The game was a third person puzzle/action game which focused on an incredibly tense sci-fi atmosphere. The game was creepiness overload and of course we all love a jobby in our pants now and again so it became extremely popular and spawned an entire series which consisted of a trilogy of main games and three expansions.
It was a cool game which had some nice features like your energy bar actually being built in to the spine of your character's suit and other nice touches that made the skin crawling play all the more bearable.
In 2011 Bethesda studios made the 5th instalment in their Elder Scrolls series. Skyrim is a 3D RPG/adventure/action game set in a fantasy sandbox Game Of Thrones type world where you have the option to play either first or third person.
The game was crazy popular for it's stunningly rendered and huge open world. In DooM you could admire the mountains in the background but in Skyrim you could actually walk there in real time and even climb them if you wished. The graphics were breathtaking and the orchestral & choral score is considered to be one of the finest in gaming history. It came under some criticism for having a few glitches which created invisible walls, the most annoying of which tended to pop up on top of a mountain you were trying to cross or a cliff you were trying to climb. Nevertheless the game was a triumph of pure atmosphere and will go down in history as one of the finest fantasy games ever made.
Skyrim employed close combat weapons melee attacks but also game the player magic abilities to shoot fireballs and lighting so it could indeed be considered a FPS (in part at least).
This is now a reality with the Virtiex Omni, a device where you strap yourself into which lets you physically walk and run around a virtual environment while remaining static. The tech works almost like an omnidirectional treadmill....except not. One of these devices would easily fit in a living room and the possibilities for games is near endless not to mention the health benefits of actually getting off your ass and running around......a problem that has plagued gamers since the early 80's.
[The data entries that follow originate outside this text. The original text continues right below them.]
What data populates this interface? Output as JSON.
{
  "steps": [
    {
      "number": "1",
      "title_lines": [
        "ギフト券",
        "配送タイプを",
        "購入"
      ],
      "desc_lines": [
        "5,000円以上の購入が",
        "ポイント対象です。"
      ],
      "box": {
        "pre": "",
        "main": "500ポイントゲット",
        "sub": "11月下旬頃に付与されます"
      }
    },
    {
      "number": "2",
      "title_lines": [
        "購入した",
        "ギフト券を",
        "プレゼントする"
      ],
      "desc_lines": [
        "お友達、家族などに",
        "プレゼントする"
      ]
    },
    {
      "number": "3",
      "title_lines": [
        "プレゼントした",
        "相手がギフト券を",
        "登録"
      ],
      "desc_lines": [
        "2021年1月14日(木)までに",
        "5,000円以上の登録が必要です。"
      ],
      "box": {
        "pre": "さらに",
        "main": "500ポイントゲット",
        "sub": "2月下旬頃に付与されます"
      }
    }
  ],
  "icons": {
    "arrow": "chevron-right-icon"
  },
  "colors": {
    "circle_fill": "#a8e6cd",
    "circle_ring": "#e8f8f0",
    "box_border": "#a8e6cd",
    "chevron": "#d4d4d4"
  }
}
We as humans appear to have a penchant for exploring dark, scary corridors and kicking things to death in the name of fun. The FPS (and 3D games in general) has nicely seen to that and continues to do so in a variety of innovative ways. To sum up......thanks for all the violence!